This tea is picked from wild trees that are between 200 and 800 years old. The tea has been named ‘Wild Boar’ because of the boars that roam the area.
Dry leaf: The dry leaf consists of broken and large leaves. Some of the larger leaves have golden tips. The dry leaf has a light crisp aroma
Infused tea: When using five grams of tea per 250ml of water, the tea cups out a dark orange-brown liquor that has a malty aroma. The tea is medium-bodied, with a moderate amount of astringency, and a malty flavour. When using three grams of tea per 250ml of water, the tea cups out an orange liquor that has a sweet, chocolatey aroma. It is still medium-bodied, but the astringency is tamer, and the flavour is less malty and a little sweeter (a bit jammy or berry-like). The astringency of the liquor leaves a dry mouthfeel
Infusion tips: Try making this tea with three to five grams of tea per 250ml water at 90 to 95C. Infuse two to four minutes. Try getting two infusions out of this tea
Comments: Infused longer with more tea, this tea reminds me of strong long leaf Assam. It is malty and has a good hint of astringency. Infused shorter with less tea, this tea is like a Ceylon. The flavour is bright and refreshing, but still has some astringency. I personally like infusing this tea longer and putting a little milk in it. The milk pulls out some sweetness and rounds out the malty notes

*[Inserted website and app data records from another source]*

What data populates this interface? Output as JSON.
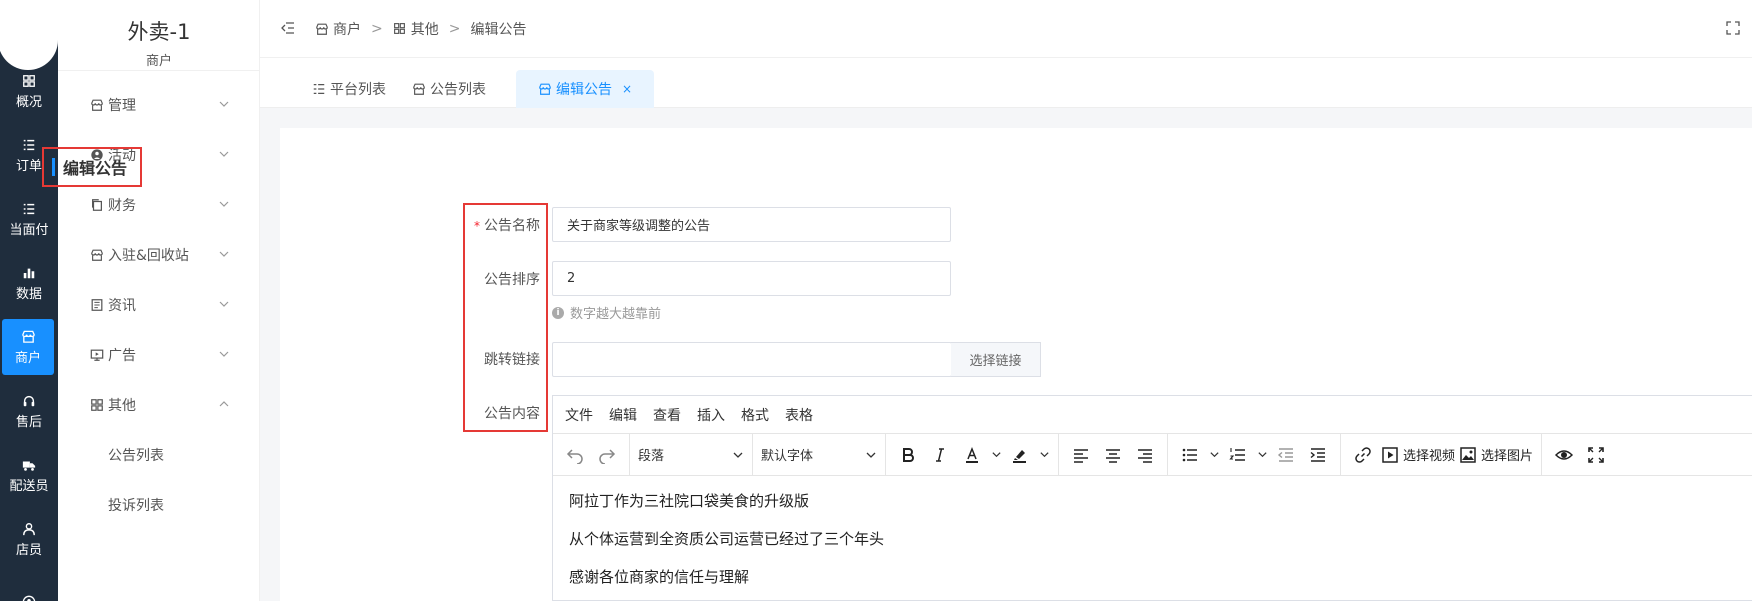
{
  "rail": {
    "items": [
      {
        "label": "概况",
        "icon": "dashboard-icon"
      },
      {
        "label": "订单",
        "icon": "list-icon"
      },
      {
        "label": "当面付",
        "icon": "list-icon"
      },
      {
        "label": "数据",
        "icon": "bar-chart-icon"
      },
      {
        "label": "商户",
        "icon": "store-icon",
        "active": true
      },
      {
        "label": "售后",
        "icon": "headset-icon"
      },
      {
        "label": "配送员",
        "icon": "delivery-icon"
      },
      {
        "label": "店员",
        "icon": "user-icon"
      }
    ]
  },
  "sidebar": {
    "title": "外卖-1",
    "subtitle": "商户",
    "menus": [
      {
        "label": "管理",
        "icon": "store-icon"
      },
      {
        "label": "活动",
        "icon": "user-circle-icon"
      },
      {
        "label": "财务",
        "icon": "copy-icon"
      },
      {
        "label": "入驻&回收站",
        "icon": "store-icon"
      },
      {
        "label": "资讯",
        "icon": "news-icon"
      },
      {
        "label": "广告",
        "icon": "monitor-icon"
      },
      {
        "label": "其他",
        "icon": "grid-icon",
        "expanded": true
      }
    ],
    "submenus": [
      "公告列表",
      "投诉列表"
    ]
  },
  "breadcrumb": [
    "商户",
    "其他",
    "编辑公告"
  ],
  "breadcrumb_sep": ">",
  "tabs": [
    {
      "label": "平台列表"
    },
    {
      "label": "公告列表"
    },
    {
      "label": "编辑公告",
      "active": true
    }
  ],
  "tab_close": "×",
  "form": {
    "section_title": "编辑公告",
    "required_mark": "*",
    "name_label": "公告名称",
    "name_value": "关于商家等级调整的公告",
    "sort_label": "公告排序",
    "sort_value": "2",
    "sort_hint": "数字越大越靠前",
    "link_label": "跳转链接",
    "link_value": "",
    "link_button": "选择链接",
    "content_label": "公告内容"
  },
  "editor": {
    "menus": [
      "文件",
      "编辑",
      "查看",
      "插入",
      "格式",
      "表格"
    ],
    "block_format": "段落",
    "font_family": "默认字体",
    "video_button": "选择视频",
    "image_button": "选择图片",
    "paragraphs": [
      "阿拉丁作为三社院口袋美食的升级版",
      "从个体运营到全资质公司运营已经过了三个年头",
      "感谢各位商家的信任与理解"
    ]
  },
  "colors": {
    "primary": "#1890ff",
    "rail_bg": "#1f2d3d",
    "highlight_border": "#e53935"
  }
}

Retail price: 10 grams for £1.24 / 50 gram for £4.50 / 100 grams for £8.28